Work to be completed ▸ All of the entries, apart from their pictures, are to be copied verbatim.

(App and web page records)
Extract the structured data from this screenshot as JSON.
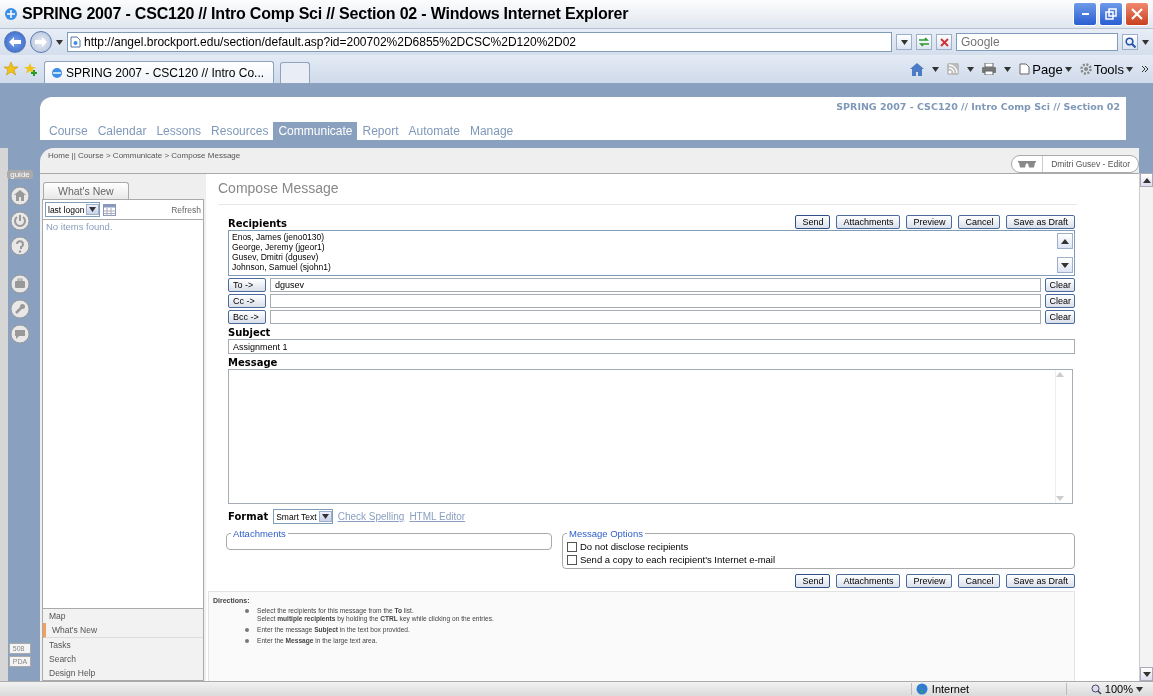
{
  "window": {
    "title": "SPRING 2007 - CSC120 // Intro Comp Sci // Section 02 - Windows Internet Explorer"
  },
  "address_bar": {
    "url": "http://angel.brockport.edu/section/default.asp?id=200702%2D6855%2DCSC%2D120%2D02",
    "search_placeholder": "Google"
  },
  "browser_tabs": [
    {
      "label": "SPRING 2007 - CSC120 // Intro Co...",
      "selected": true
    }
  ],
  "command_bar": [
    "Page",
    "Tools"
  ],
  "site": {
    "course_title": "SPRING 2007 - CSC120 // Intro Comp Sci // Section 02",
    "nav": [
      {
        "label": "Course",
        "selected": false
      },
      {
        "label": "Calendar",
        "selected": false
      },
      {
        "label": "Lessons",
        "selected": false
      },
      {
        "label": "Resources",
        "selected": false
      },
      {
        "label": "Communicate",
        "selected": true
      },
      {
        "label": "Report",
        "selected": false
      },
      {
        "label": "Automate",
        "selected": false
      },
      {
        "label": "Manage",
        "selected": false
      }
    ],
    "breadcrumb": "Home || Course > Communicate > Compose Message",
    "user": "Dmitri Gusev - Editor",
    "guide": "guide"
  },
  "sidebar": {
    "tab": "What's New",
    "filter": "last logon",
    "refresh": "Refresh",
    "empty": "No items found.",
    "menu": [
      {
        "label": "Map",
        "selected": false
      },
      {
        "label": "What's New",
        "selected": true
      },
      {
        "label": "Tasks",
        "selected": false
      },
      {
        "label": "Search",
        "selected": false
      },
      {
        "label": "Design Help",
        "selected": false
      }
    ],
    "badges": [
      "508",
      "PDA"
    ]
  },
  "compose": {
    "title": "Compose Message",
    "buttons": [
      "Send",
      "Attachments",
      "Preview",
      "Cancel",
      "Save as Draft"
    ],
    "recipients_label": "Recipients",
    "recipients": [
      "Enos, James (jeno0130)",
      "George, Jeremy (jgeor1)",
      "Gusev, Dmitri (dgusev)",
      "Johnson, Samuel (sjohn1)"
    ],
    "address_rows": [
      {
        "button": "To ->",
        "value": "dgusev",
        "clear": "Clear"
      },
      {
        "button": "Cc ->",
        "clear": "Clear"
      },
      {
        "button": "Bcc ->",
        "clear": "Clear"
      }
    ],
    "subject_label": "Subject",
    "subject": "Assignment 1",
    "message_label": "Message",
    "format_label": "Format",
    "format": "Smart Text",
    "links": [
      "Check Spelling",
      "HTML Editor"
    ],
    "attachments_legend": "Attachments",
    "options_legend": "Message Options",
    "options": [
      {
        "label": "Do not disclose recipients",
        "checked": false
      },
      {
        "label": "Send a copy to each recipient's Internet e-mail",
        "checked": false
      }
    ],
    "bottom_buttons": [
      "Send",
      "Attachments",
      "Preview",
      "Cancel",
      "Save as Draft"
    ],
    "directions": {
      "title": "Directions:",
      "items": [
        [
          "Select the recipients for this message from the **To** list.",
          "Select **multiple recipients** by holding the **CTRL** key while clicking on the entries."
        ],
        [
          "Enter the message **Subject** in the text box provided."
        ],
        [
          "Enter the **Message** in the large text area."
        ]
      ]
    }
  },
  "status_bar": {
    "zone": "Internet",
    "zoom": "100%"
  }
}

Solution ▸
Extract the structured data from this screenshot as JSON.
{
  "window": {
    "title": "SPRING 2007 - CSC120 // Intro Comp Sci // Section 02 - Windows Internet Explorer"
  },
  "address_bar": {
    "url": "http://angel.brockport.edu/section/default.asp?id=200702%2D6855%2DCSC%2D120%2D02",
    "search_placeholder": "Google"
  },
  "browser_tabs": [
    {
      "label": "SPRING 2007 - CSC120 // Intro Co...",
      "selected": true
    }
  ],
  "command_bar": [
    "Page",
    "Tools"
  ],
  "site": {
    "course_title": "SPRING 2007 - CSC120 // Intro Comp Sci // Section 02",
    "nav": [
      {
        "label": "Course",
        "selected": false
      },
      {
        "label": "Calendar",
        "selected": false
      },
      {
        "label": "Lessons",
        "selected": false
      },
      {
        "label": "Resources",
        "selected": false
      },
      {
        "label": "Communicate",
        "selected": true
      },
      {
        "label": "Report",
        "selected": false
      },
      {
        "label": "Automate",
        "selected": false
      },
      {
        "label": "Manage",
        "selected": false
      }
    ],
    "breadcrumb": "Home || Course > Communicate > Compose Message",
    "user": "Dmitri Gusev - Editor",
    "guide": "guide"
  },
  "sidebar": {
    "tab": "What's New",
    "filter": "last logon",
    "refresh": "Refresh",
    "empty": "No items found.",
    "menu": [
      {
        "label": "Map",
        "selected": false
      },
      {
        "label": "What's New",
        "selected": true
      },
      {
        "label": "Tasks",
        "selected": false
      },
      {
        "label": "Search",
        "selected": false
      },
      {
        "label": "Design Help",
        "selected": false
      }
    ],
    "badges": [
      "508",
      "PDA"
    ]
  },
  "compose": {
    "title": "Compose Message",
    "buttons": [
      "Send",
      "Attachments",
      "Preview",
      "Cancel",
      "Save as Draft"
    ],
    "recipients_label": "Recipients",
    "recipients": [
      "Enos, James (jeno0130)",
      "George, Jeremy (jgeor1)",
      "Gusev, Dmitri (dgusev)",
      "Johnson, Samuel (sjohn1)"
    ],
    "address_rows": [
      {
        "button": "To ->",
        "value": "dgusev",
        "clear": "Clear"
      },
      {
        "button": "Cc ->",
        "clear": "Clear"
      },
      {
        "button": "Bcc ->",
        "clear": "Clear"
      }
    ],
    "subject_label": "Subject",
    "subject": "Assignment 1",
    "message_label": "Message",
    "format_label": "Format",
    "format": "Smart Text",
    "links": [
      "Check Spelling",
      "HTML Editor"
    ],
    "attachments_legend": "Attachments",
    "options_legend": "Message Options",
    "options": [
      {
        "label": "Do not disclose recipients",
        "checked": false
      },
      {
        "label": "Send a copy to each recipient's Internet e-mail",
        "checked": false
      }
    ],
    "bottom_buttons": [
      "Send",
      "Attachments",
      "Preview",
      "Cancel",
      "Save as Draft"
    ],
    "directions": {
      "title": "Directions:",
      "items": [
        [
          "Select the recipients for this message from the **To** list.",
          "Select **multiple recipients** by holding the **CTRL** key while clicking on the entries."
        ],
        [
          "Enter the message **Subject** in the text box provided."
        ],
        [
          "Enter the **Message** in the large text area."
        ]
      ]
    }
  },
  "status_bar": {
    "zone": "Internet",
    "zoom": "100%"
  }
}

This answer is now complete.